[Input material Boundary: Start]

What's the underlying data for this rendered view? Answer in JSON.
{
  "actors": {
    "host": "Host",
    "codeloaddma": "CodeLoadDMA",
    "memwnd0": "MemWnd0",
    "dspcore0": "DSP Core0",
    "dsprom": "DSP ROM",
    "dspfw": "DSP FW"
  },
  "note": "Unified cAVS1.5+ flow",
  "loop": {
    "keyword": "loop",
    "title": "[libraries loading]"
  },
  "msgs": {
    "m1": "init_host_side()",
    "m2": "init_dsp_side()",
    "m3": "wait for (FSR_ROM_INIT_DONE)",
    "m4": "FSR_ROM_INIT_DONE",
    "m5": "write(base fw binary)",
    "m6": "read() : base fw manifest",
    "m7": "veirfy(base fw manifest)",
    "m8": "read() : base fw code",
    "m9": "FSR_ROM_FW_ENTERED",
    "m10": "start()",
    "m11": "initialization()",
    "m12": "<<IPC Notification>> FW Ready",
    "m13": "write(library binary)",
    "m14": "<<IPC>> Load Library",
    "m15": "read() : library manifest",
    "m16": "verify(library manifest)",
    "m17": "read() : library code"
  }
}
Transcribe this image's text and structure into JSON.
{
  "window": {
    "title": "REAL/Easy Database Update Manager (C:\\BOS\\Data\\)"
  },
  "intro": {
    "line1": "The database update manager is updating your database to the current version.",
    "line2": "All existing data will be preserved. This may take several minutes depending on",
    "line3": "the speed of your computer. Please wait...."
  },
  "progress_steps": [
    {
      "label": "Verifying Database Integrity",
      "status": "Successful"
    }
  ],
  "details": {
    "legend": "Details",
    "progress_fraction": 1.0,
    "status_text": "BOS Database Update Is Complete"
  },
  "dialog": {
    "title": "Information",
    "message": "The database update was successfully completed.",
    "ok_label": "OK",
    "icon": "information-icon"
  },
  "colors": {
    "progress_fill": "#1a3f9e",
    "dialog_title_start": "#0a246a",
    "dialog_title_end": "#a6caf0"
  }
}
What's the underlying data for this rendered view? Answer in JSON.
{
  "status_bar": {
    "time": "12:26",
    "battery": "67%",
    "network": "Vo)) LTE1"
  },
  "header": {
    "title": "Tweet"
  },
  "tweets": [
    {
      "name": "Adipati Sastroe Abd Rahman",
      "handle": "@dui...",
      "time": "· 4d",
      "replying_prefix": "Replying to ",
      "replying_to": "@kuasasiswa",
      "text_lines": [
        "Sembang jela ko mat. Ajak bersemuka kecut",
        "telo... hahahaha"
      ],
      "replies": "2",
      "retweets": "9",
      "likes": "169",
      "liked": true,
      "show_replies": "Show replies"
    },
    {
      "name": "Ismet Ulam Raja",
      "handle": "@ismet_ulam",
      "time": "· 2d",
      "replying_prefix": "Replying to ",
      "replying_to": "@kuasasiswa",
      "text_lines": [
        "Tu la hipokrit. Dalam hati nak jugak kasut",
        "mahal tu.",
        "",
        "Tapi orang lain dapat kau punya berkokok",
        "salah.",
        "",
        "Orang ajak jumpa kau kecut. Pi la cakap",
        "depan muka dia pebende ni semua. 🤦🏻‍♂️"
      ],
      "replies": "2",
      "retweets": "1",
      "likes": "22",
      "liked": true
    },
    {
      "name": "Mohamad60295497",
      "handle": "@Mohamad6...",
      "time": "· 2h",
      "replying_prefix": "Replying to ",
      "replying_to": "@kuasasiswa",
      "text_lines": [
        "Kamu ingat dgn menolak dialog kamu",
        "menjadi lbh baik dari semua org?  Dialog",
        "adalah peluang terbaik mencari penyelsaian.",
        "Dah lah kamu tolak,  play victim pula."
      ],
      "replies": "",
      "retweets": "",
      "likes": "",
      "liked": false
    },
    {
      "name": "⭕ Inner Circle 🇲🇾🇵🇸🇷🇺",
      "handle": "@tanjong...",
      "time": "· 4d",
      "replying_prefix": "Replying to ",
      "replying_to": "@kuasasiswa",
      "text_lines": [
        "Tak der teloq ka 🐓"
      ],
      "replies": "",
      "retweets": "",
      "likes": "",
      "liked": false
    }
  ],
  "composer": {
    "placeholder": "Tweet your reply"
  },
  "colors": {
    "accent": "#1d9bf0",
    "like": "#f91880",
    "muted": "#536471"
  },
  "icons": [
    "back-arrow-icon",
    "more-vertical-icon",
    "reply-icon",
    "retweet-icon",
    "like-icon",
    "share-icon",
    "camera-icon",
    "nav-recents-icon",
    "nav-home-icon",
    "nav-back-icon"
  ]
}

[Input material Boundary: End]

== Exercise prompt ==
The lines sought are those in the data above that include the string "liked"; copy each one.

== Response area ==
      "liked": true,
      "liked": true
      "liked": false
      "liked": false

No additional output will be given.